Though hundreds of protestors were arrested that night and many cops and civilians were injured, miraculously nobody was killed. The same can't be said of the Haymarket affair of May 4, 1886, when a bomb went off at a rally for workers fighting for an eight-hour workday at Chicago's Haymarket Square, and both law enforcement and civilians were killed by the blast and the resulting riot. May Day worker celebrations commemorate the event, and the four men who were sentenced to death because of it, and it remains one of the pivotal events in the history of American labor movements.
Today, people from America's working classes form a good part of the Trump candidacy's base -- and not because they're all unrepentant racists. As political historian Thomas Frank recently pointed out in The Guardian, if you can get past Trump's insults and xenophobic rhetoric, he is one of the few national politicians talking about trade and the destructive trade deals that have decimated American manufacturing jobs over the past 30 years. Frank raises the possibility that "deindustrialization and despair" could be driving the current Trump phenomenon as much as reactionary fear of the nonwhite and/or non-Christian other. None of which recuses the heinous behavior of Trump supporters when confronting people who disagree with them, but it complicates the comfortable simplicity of writing them off as crazies entirely.
Now, the above actions aren't the only examples of Chicago's political protesting --we could just have easily alluded to the recent strike of Coca-Cola workers, the 2008 worker's strike at Republic Windows and Doors, the women-led garment worker's strike of 1910, or many more -- and, of course, Chicago isn't the only American city where political protests have recently or historically made national news. But the actions of political organizing in Chicago have a tendency to become the pivot point in national political narratives, and it's possible we just witnessed another.

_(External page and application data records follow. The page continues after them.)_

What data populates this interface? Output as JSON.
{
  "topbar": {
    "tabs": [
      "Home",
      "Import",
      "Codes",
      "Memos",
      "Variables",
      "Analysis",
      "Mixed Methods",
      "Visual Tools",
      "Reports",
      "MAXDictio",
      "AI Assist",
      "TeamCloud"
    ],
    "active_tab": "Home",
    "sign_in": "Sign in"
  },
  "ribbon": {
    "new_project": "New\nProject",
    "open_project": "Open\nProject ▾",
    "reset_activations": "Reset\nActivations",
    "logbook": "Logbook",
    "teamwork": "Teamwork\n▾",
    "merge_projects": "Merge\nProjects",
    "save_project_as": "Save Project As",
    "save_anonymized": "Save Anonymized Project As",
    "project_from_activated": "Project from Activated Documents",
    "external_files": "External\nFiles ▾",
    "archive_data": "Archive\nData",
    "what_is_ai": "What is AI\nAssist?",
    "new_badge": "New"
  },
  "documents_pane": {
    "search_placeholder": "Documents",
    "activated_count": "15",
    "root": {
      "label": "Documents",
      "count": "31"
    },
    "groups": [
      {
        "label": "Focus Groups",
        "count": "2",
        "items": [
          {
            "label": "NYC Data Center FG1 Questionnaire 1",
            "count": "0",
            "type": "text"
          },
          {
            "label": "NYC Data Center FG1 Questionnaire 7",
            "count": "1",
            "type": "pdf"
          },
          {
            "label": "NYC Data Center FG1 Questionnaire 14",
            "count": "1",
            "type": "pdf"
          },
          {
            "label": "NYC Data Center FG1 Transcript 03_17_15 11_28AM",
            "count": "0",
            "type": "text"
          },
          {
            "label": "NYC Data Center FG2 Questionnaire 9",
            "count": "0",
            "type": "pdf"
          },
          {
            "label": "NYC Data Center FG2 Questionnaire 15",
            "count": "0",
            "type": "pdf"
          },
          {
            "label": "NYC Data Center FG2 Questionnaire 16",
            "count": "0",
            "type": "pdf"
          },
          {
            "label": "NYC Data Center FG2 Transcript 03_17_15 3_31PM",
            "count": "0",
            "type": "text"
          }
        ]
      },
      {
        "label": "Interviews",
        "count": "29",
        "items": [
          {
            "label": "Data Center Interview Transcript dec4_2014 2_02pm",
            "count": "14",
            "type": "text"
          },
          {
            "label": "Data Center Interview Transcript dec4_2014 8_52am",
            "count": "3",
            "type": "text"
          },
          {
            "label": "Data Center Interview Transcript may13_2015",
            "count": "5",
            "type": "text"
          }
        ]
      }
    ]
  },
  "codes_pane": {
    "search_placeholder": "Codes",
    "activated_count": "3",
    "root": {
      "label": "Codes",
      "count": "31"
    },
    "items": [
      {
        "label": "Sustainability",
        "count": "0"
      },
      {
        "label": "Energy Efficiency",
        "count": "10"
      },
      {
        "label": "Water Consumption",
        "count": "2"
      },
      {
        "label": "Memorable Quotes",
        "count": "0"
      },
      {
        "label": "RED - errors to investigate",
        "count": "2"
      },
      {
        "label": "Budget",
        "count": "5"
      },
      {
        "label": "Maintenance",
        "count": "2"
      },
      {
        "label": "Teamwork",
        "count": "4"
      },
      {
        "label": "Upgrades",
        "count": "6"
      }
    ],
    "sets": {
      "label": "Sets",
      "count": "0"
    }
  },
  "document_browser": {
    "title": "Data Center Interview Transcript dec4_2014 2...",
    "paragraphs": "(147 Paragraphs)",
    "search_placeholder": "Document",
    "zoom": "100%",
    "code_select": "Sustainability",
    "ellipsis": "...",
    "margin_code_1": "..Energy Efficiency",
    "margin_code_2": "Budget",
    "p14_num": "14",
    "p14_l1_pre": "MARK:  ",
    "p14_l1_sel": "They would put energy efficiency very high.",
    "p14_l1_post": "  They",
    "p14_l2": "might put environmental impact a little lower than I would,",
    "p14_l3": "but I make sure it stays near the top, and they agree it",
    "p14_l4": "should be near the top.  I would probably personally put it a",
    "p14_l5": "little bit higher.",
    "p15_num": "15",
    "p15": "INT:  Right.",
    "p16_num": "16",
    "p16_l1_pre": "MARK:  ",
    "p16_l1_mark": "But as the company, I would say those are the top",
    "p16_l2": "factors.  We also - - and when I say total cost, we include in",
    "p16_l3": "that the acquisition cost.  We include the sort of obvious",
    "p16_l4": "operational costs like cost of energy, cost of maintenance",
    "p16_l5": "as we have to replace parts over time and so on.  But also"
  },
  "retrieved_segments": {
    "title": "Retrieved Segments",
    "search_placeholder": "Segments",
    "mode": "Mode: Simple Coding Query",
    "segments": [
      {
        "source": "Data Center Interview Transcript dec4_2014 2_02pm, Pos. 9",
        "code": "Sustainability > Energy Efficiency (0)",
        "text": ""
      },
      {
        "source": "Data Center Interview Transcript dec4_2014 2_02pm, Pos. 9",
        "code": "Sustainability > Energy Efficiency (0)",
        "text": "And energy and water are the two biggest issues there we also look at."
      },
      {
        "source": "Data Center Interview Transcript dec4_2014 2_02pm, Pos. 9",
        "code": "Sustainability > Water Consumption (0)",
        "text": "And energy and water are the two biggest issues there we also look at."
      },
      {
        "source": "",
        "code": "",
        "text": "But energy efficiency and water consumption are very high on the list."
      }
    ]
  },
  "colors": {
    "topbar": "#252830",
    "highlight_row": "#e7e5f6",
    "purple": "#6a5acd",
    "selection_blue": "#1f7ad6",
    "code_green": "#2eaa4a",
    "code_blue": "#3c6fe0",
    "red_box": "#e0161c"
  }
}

So in the coming days, as blame for what happened last night gets thrown around and clickbait headlines tidily attempt to explain what it all means, keep in mind that there may be another way to think about it. The protestors who shut down last night's Trump rally didn't come from one single organization, but from a broad spectrum of groups that pulled their members from the wide range of people who live in Chicago. And when confronted with a united, diverse group of people who represent what this country really looks like, the boastful, swaggering, can't-be-bought Trump backed down.
His campaign is probably making efforts to try to prevent such postponements at future events, but protesters around the country have also now seen what stalling the Trump train looks like.
Thank you, Chicago.
(Photo: AP Photo/Matt Marton)
Bret McCabe is a Mexican-American freelance writer based in Baltimore and senior writer at Johns Hopkins Magazine.